Everything. That’s what I remember most about you, Dad. Every. Little. Thing.
The sound your cowboy boots made as you walked across the floor. Strong, steady, purposeful footsteps. You were not a man who treaded lightly.
The smell of your leather jacket, and the Vitalis you used to slick back your hair. You always kept a comb in your pocket, and a clean hankerchief just in case I needed to blow my nose.
The endless cups of coffee. “Just black,” you’d tell the waitress. Real men didn’t need cream and sugar.
The smell of fresh sawn wood, and the piles of wood shavings on the floor of your shop. The square carpenter’s pencil tucked behind your ear. Cans of Watco oil and turpentine on the shelf, and squares of sandpaper.
Countless fishing trips on Siltcoos., and the methodical, careful technique you used to clean a fish. The way you put a worm on my line and told me to “keep an eye” on my red and white bobber.
The unique slant of your handwriting, and the notes you wrote me.
Singing “Bill Grogan’s Goat” while you played the guitar. Sometimes Mom would join in on the accordion and we’d have a family sing-a-long. I always loved to hear you sing.

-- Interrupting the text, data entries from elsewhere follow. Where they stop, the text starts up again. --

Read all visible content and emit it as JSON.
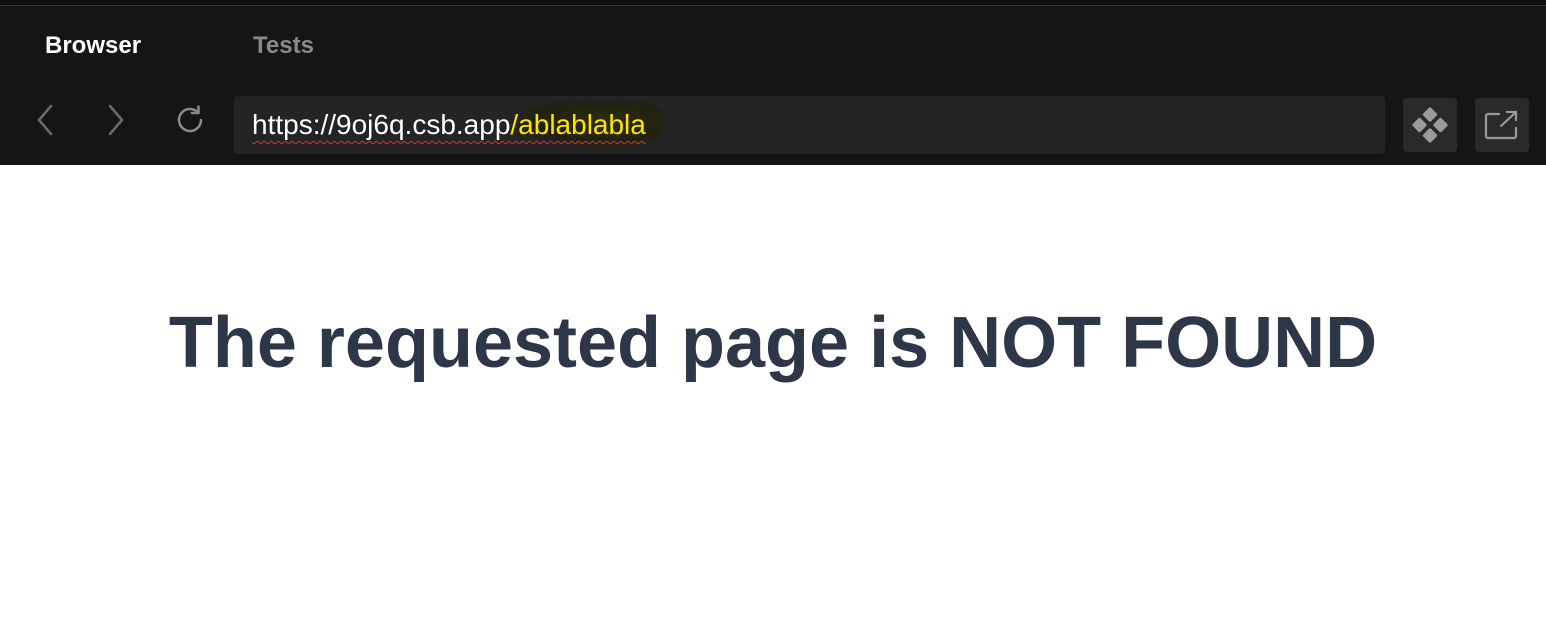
{
  "tabs": [
    {
      "label": "Browser",
      "active": true
    },
    {
      "label": "Tests",
      "active": false
    }
  ],
  "nav": {
    "back_icon": "chevron-left",
    "forward_icon": "chevron-right",
    "refresh_icon": "refresh"
  },
  "address": {
    "host": "https://9oj6q.csb.app",
    "path": "/ablablabla"
  },
  "tools": {
    "devtools_icon": "diamond-grid",
    "open_external_icon": "open-in-new-window"
  },
  "page": {
    "heading": "The requested page is NOT FOUND"
  },
  "colors": {
    "chrome_bg": "#151515",
    "address_bg": "#242424",
    "path_highlight": "#ffe500",
    "heading": "#2d3748"
  }
}
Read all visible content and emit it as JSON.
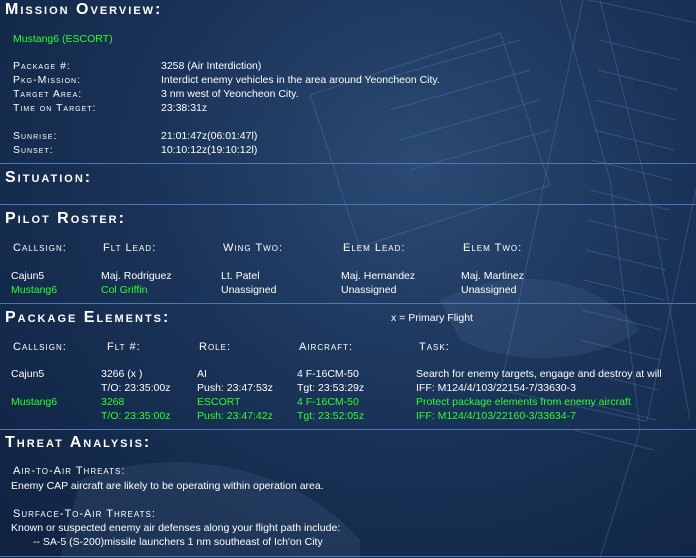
{
  "overview": {
    "heading": "Mission Overview:",
    "flight_id": "Mustang6 (ESCORT)",
    "rows": [
      {
        "label": "Package #:",
        "value": "3258 (Air Interdiction)"
      },
      {
        "label": "Pkg-Mission:",
        "value": "Interdict enemy vehicles in the area around Yeoncheon City."
      },
      {
        "label": "Target Area:",
        "value": "3 nm west of Yeoncheon City."
      },
      {
        "label": "Time on Target:",
        "value": "23:38:31z"
      },
      {
        "label": "Sunrise:",
        "value": "21:01:47z(06:01:47l)"
      },
      {
        "label": "Sunset:",
        "value": "10:10:12z(19:10:12l)"
      }
    ]
  },
  "situation": {
    "heading": "Situation:"
  },
  "roster": {
    "heading": "Pilot Roster:",
    "columns": [
      "Callsign:",
      "Flt Lead:",
      "Wing Two:",
      "Elem Lead:",
      "Elem Two:"
    ],
    "rows": [
      {
        "cells": [
          "Cajun5",
          "Maj. Rodriguez",
          "Lt. Patel",
          "Maj. Hernandez",
          "Maj. Martinez"
        ],
        "highlight": false
      },
      {
        "cells": [
          "Mustang6",
          "Col Griffin",
          "Unassigned",
          "Unassigned",
          "Unassigned"
        ],
        "highlight": true
      }
    ]
  },
  "package": {
    "heading": "Package Elements:",
    "legend": "x  = Primary Flight",
    "columns": [
      "Callsign:",
      "Flt #:",
      "Role:",
      "Aircraft:",
      "Task:"
    ],
    "rows": [
      {
        "callsign": "Cajun5",
        "flt": "3266 (x )",
        "flt2": "T/O: 23:35:00z",
        "role": "AI",
        "role2": "Push: 23:47:53z",
        "aircraft": "4 F-16CM-50",
        "aircraft2": "Tgt: 23:53:29z",
        "task": "Search for enemy targets, engage and destroy at will",
        "task2": "IFF: M124/4/103/22154-7/33630-3",
        "highlight": false
      },
      {
        "callsign": "Mustang6",
        "flt": "3268",
        "flt2": "T/O: 23:35:00z",
        "role": "ESCORT",
        "role2": "Push: 23:47:42z",
        "aircraft": "4 F-16CM-50",
        "aircraft2": "Tgt: 23:52:05z",
        "task": "Protect package elements from enemy aircraft",
        "task2": "IFF: M124/4/103/22160-3/33634-7",
        "highlight": true
      }
    ]
  },
  "threat": {
    "heading": "Threat Analysis:",
    "a2a_heading": "Air-to-Air Threats:",
    "a2a_text": "Enemy CAP aircraft are likely to be operating within operation area.",
    "s2a_heading": "Surface-To-Air Threats:",
    "s2a_text": "Known or suspected enemy air defenses along your flight path include:",
    "s2a_item": "-- SA-5 (S-200)missile launchers 1 nm southeast of Ich'on City"
  },
  "colors": {
    "highlight": "#2aff2a",
    "rule": "#4d77b3",
    "text": "#ffffff"
  }
}
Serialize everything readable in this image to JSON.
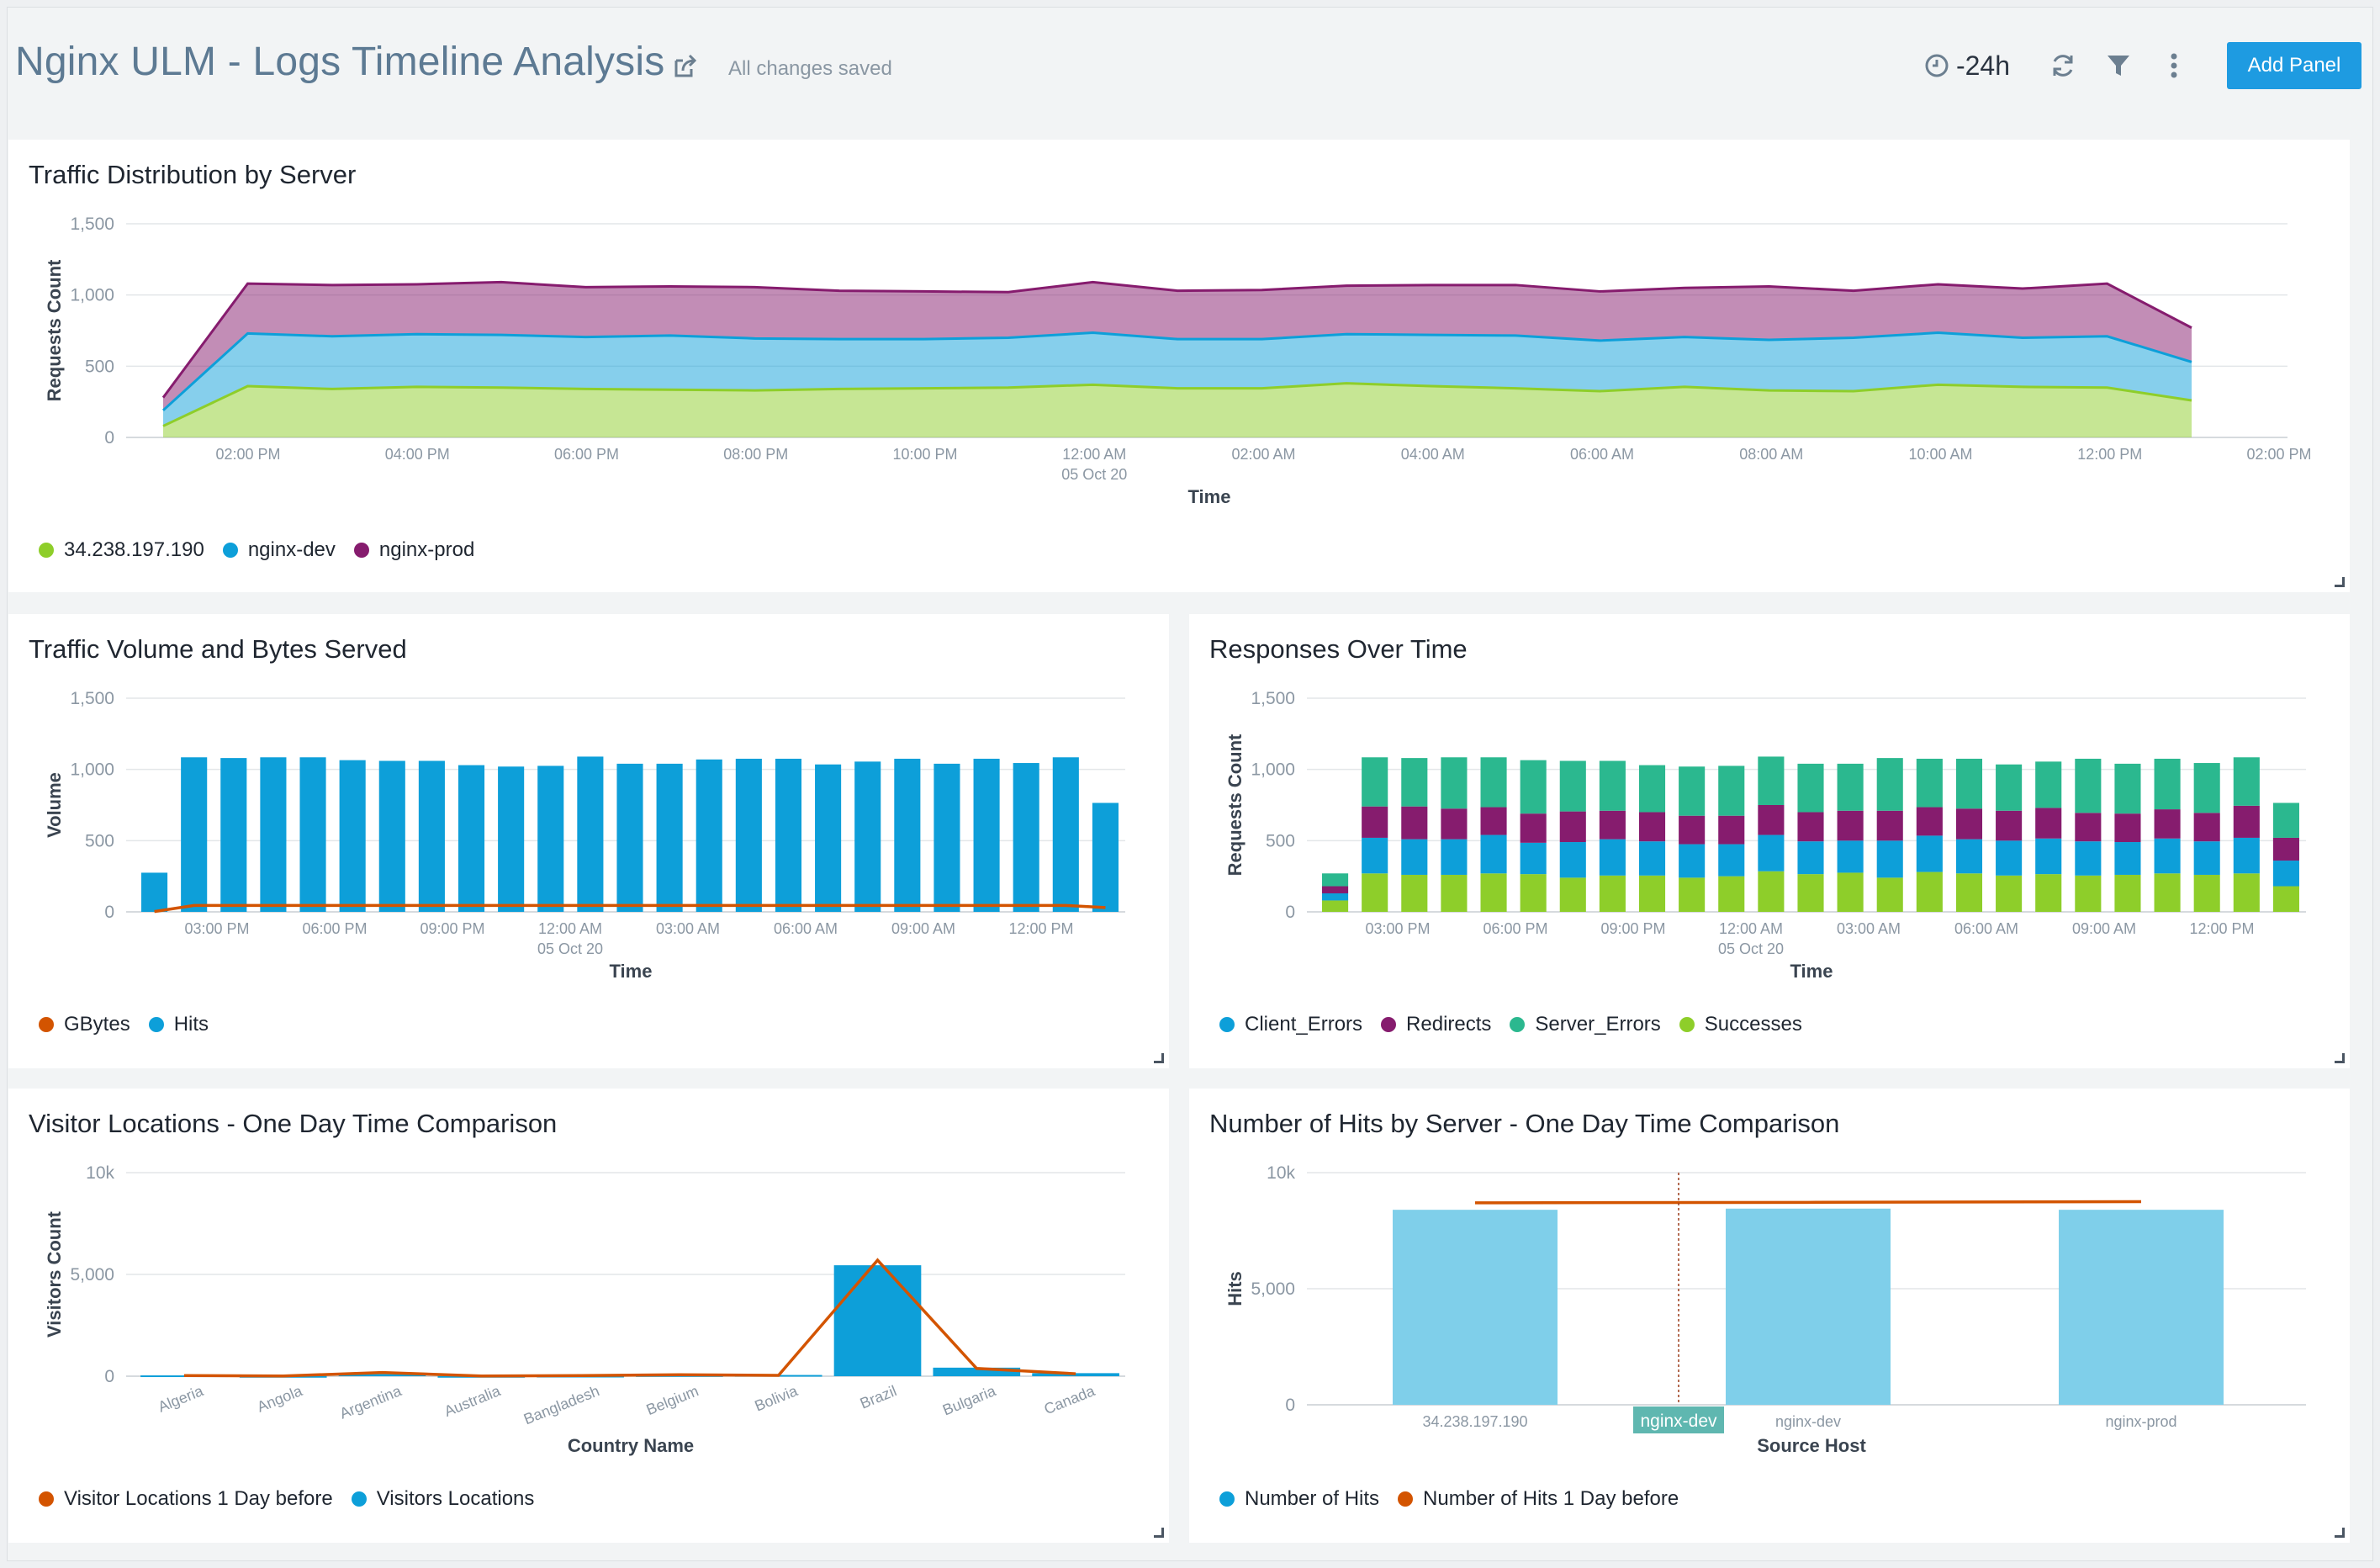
{
  "header": {
    "title": "Nginx ULM - Logs Timeline Analysis",
    "saved_status": "All changes saved",
    "time_range": "-24h",
    "add_panel_label": "Add Panel",
    "icons": [
      "share-icon",
      "clock-icon",
      "refresh-icon",
      "filter-icon",
      "more-vertical-icon"
    ]
  },
  "colors": {
    "accent": "#1e9be1",
    "green": "#8ece2a",
    "blue": "#0d9fd9",
    "purple": "#861c6e",
    "teal": "#2bb88f",
    "orange": "#d35400"
  },
  "chart_data": [
    {
      "id": "traffic-distribution",
      "type": "area",
      "title": "Traffic Distribution by Server",
      "xlabel": "Time",
      "ylabel": "Requests Count",
      "ylim": [
        0,
        1500
      ],
      "yticks": [
        "0",
        "500",
        "1,000",
        "1,500"
      ],
      "xtick_labels": [
        "02:00 PM",
        "04:00 PM",
        "06:00 PM",
        "08:00 PM",
        "10:00 PM",
        "12:00 AM|05 Oct 20",
        "02:00 AM",
        "04:00 AM",
        "06:00 AM",
        "08:00 AM",
        "10:00 AM",
        "12:00 PM",
        "02:00 PM"
      ],
      "x_points": 25,
      "stacked": true,
      "series": [
        {
          "name": "34.238.197.190",
          "color": "#8ece2a",
          "values": [
            80,
            360,
            340,
            355,
            350,
            340,
            335,
            330,
            340,
            345,
            350,
            370,
            345,
            345,
            380,
            360,
            345,
            325,
            355,
            330,
            325,
            370,
            355,
            350,
            260
          ]
        },
        {
          "name": "nginx-dev",
          "color": "#0d9fd9",
          "values": [
            110,
            370,
            370,
            370,
            370,
            365,
            380,
            365,
            350,
            345,
            350,
            365,
            345,
            345,
            345,
            360,
            370,
            355,
            350,
            355,
            375,
            365,
            345,
            360,
            270
          ]
        },
        {
          "name": "nginx-prod",
          "color": "#861c6e",
          "values": [
            90,
            350,
            360,
            350,
            370,
            350,
            345,
            360,
            340,
            335,
            320,
            355,
            340,
            345,
            340,
            350,
            355,
            345,
            345,
            375,
            330,
            340,
            345,
            370,
            240
          ]
        }
      ]
    },
    {
      "id": "traffic-volume",
      "type": "bar",
      "title": "Traffic Volume and Bytes Served",
      "xlabel": "Time",
      "ylabel": "Volume",
      "ylim": [
        0,
        1500
      ],
      "yticks": [
        "0",
        "500",
        "1,000",
        "1,500"
      ],
      "xtick_labels": [
        "03:00 PM",
        "06:00 PM",
        "09:00 PM",
        "12:00 AM|05 Oct 20",
        "03:00 AM",
        "06:00 AM",
        "09:00 AM",
        "12:00 PM"
      ],
      "series": [
        {
          "name": "GBytes",
          "color": "#d35400",
          "kind": "line",
          "values": [
            2,
            45,
            45,
            45,
            45,
            45,
            45,
            45,
            45,
            45,
            45,
            45,
            45,
            45,
            45,
            45,
            45,
            45,
            45,
            45,
            45,
            45,
            45,
            45,
            30
          ]
        },
        {
          "name": "Hits",
          "color": "#0d9fd9",
          "kind": "bar",
          "values": [
            275,
            1085,
            1080,
            1085,
            1085,
            1065,
            1060,
            1060,
            1030,
            1020,
            1025,
            1090,
            1040,
            1040,
            1070,
            1075,
            1075,
            1035,
            1055,
            1075,
            1040,
            1075,
            1045,
            1085,
            765
          ]
        }
      ]
    },
    {
      "id": "responses-over-time",
      "type": "bar",
      "title": "Responses Over Time",
      "xlabel": "Time",
      "ylabel": "Requests Count",
      "ylim": [
        0,
        1500
      ],
      "yticks": [
        "0",
        "500",
        "1,000",
        "1,500"
      ],
      "xtick_labels": [
        "03:00 PM",
        "06:00 PM",
        "09:00 PM",
        "12:00 AM|05 Oct 20",
        "03:00 AM",
        "06:00 AM",
        "09:00 AM",
        "12:00 PM"
      ],
      "stacked": true,
      "series": [
        {
          "name": "Successes",
          "color": "#8ece2a",
          "values": [
            80,
            270,
            260,
            260,
            270,
            265,
            240,
            255,
            255,
            240,
            250,
            285,
            265,
            275,
            240,
            280,
            270,
            255,
            265,
            255,
            260,
            270,
            260,
            270,
            180
          ]
        },
        {
          "name": "Client_Errors",
          "color": "#0d9fd9",
          "values": [
            50,
            250,
            250,
            250,
            270,
            220,
            250,
            255,
            240,
            235,
            225,
            255,
            230,
            225,
            260,
            255,
            240,
            245,
            250,
            240,
            230,
            245,
            235,
            250,
            180
          ]
        },
        {
          "name": "Redirects",
          "color": "#861c6e",
          "values": [
            50,
            220,
            230,
            215,
            195,
            205,
            215,
            200,
            205,
            200,
            200,
            210,
            205,
            210,
            210,
            200,
            215,
            210,
            215,
            200,
            200,
            205,
            200,
            225,
            160
          ]
        },
        {
          "name": "Server_Errors",
          "color": "#2bb88f",
          "values": [
            90,
            345,
            340,
            360,
            350,
            375,
            355,
            350,
            330,
            345,
            350,
            340,
            340,
            330,
            370,
            340,
            350,
            325,
            325,
            380,
            350,
            355,
            350,
            340,
            245
          ]
        }
      ]
    },
    {
      "id": "visitor-locations",
      "type": "bar",
      "title": "Visitor Locations - One Day Time Comparison",
      "xlabel": "Country Name",
      "ylabel": "Visitors Count",
      "ylim": [
        0,
        10000
      ],
      "yticks": [
        "0",
        "5,000",
        "10k"
      ],
      "categories": [
        "Algeria",
        "Angola",
        "Argentina",
        "Australia",
        "Bangladesh",
        "Belgium",
        "Bolivia",
        "Brazil",
        "Bulgaria",
        "Canada"
      ],
      "series": [
        {
          "name": "Visitor Locations 1 Day before",
          "color": "#d35400",
          "kind": "line",
          "values": [
            30,
            10,
            180,
            10,
            30,
            70,
            40,
            5700,
            380,
            120
          ]
        },
        {
          "name": "Visitors Locations",
          "color": "#0d9fd9",
          "kind": "bar",
          "values": [
            40,
            10,
            100,
            10,
            20,
            50,
            60,
            5450,
            420,
            150
          ]
        }
      ]
    },
    {
      "id": "hits-by-server",
      "type": "bar",
      "title": "Number of Hits by Server - One Day Time Comparison",
      "xlabel": "Source Host",
      "ylabel": "Hits",
      "ylim": [
        0,
        10000
      ],
      "yticks": [
        "0",
        "5,000",
        "10k"
      ],
      "categories": [
        "34.238.197.190",
        "nginx-dev",
        "nginx-prod"
      ],
      "hover_label": "nginx-dev",
      "series": [
        {
          "name": "Number of Hits",
          "color": "#7fcfea",
          "kind": "bar",
          "values": [
            8400,
            8450,
            8400
          ]
        },
        {
          "name": "Number of Hits 1 Day before",
          "color": "#d35400",
          "kind": "line",
          "values": [
            8700,
            8720,
            8750
          ]
        }
      ]
    }
  ],
  "legends": {
    "traffic_distribution": [
      {
        "label": "34.238.197.190",
        "color": "#8ece2a"
      },
      {
        "label": "nginx-dev",
        "color": "#0d9fd9"
      },
      {
        "label": "nginx-prod",
        "color": "#861c6e"
      }
    ],
    "traffic_volume": [
      {
        "label": "GBytes",
        "color": "#d35400"
      },
      {
        "label": "Hits",
        "color": "#0d9fd9"
      }
    ],
    "responses": [
      {
        "label": "Client_Errors",
        "color": "#0d9fd9"
      },
      {
        "label": "Redirects",
        "color": "#861c6e"
      },
      {
        "label": "Server_Errors",
        "color": "#2bb88f"
      },
      {
        "label": "Successes",
        "color": "#8ece2a"
      }
    ],
    "visitor_locations": [
      {
        "label": "Visitor Locations 1 Day before",
        "color": "#d35400"
      },
      {
        "label": "Visitors Locations",
        "color": "#0d9fd9"
      }
    ],
    "hits_by_server": [
      {
        "label": "Number of Hits",
        "color": "#0d9fd9"
      },
      {
        "label": "Number of Hits 1 Day before",
        "color": "#d35400"
      }
    ]
  }
}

The way you always grabbed a toothpick and cleaned your teeth after a meal.
Saturday morning wrestling and tickling matches, you on one team and Wes and me on the other. You always won, and we were glad.
French toast breakfasts. Split pea soup with ham hocks. Penuche in a pan lined with wax paper and scored with a knife. Bacon gravy. You were a marvelous cook, but you sure made a mess in the kitchen.
Having lunch together every Thursday throughout my high school years. Every single Thursday, because I was that important to you. You picked me up in front of my school in your big boat of a car and off we’d go to the Black Angus. Or Brails. Or the Treehouse. You’d ask me about my life, and you’d listen. Oh, what a marvelous listener you were, always. “Hmmm,” you’d say, with rapt attention. “That’s fascinating. Tell me more.” And I would.
The way you introduced Wes and me to your associates and clients, and anyone else we’d meet. You were proud to be our dad. Not just anybody’s dad, but OUR dad.
The stories you’d tell. Stories full of humor, family history, and moral lessons. Stories about Paul the Apostle and the wisdom of Solomen. Stories about your mom and dad and your dog, collecting cascara bark for extra money as a boy and the only time you ever cheated, how you met my mother … I never tired of hearing you talk.
The way you loved Mom, and the oneness of the two of you.
You were stern sometimes, and serious. I always knew when you meant business. So did everyone else. I feared your anger, and your disappointment. And I craved your approval.
You knew your shortcomings and faults, and you never made excuses. You had regrets. You made amends.
You were The Great Encourager, the man who saw possibility and potential in everything and everyone. You believed in people, and you told them so. You knew your own strengths and were confident in your capabilities, and you instilled confidence in others. You led with humility. You were true.
You made people feel safe.
On this seventeenth anniversary of your death, I find that some memories remain fresh and others have faded. I can still hear your voice and your chuckle. I can close my eyes and still feel the strength and comfort of your presence. There was a time when I could not imagine a world without you in it or how I would navigate without you as my compass. The grief of those early years has mercifully receded and the abyss created by your passing does not seem so great as it once did. Except for those moments when it does.
“Grieve for me however you must,” you told me. “But then move on.” You didn’t want a marker. And so each year, on this day, in the quiet of my heart, I breathe these words in memory of you:
There once was a man who walked humbly with God. He was my dad, and I am grateful.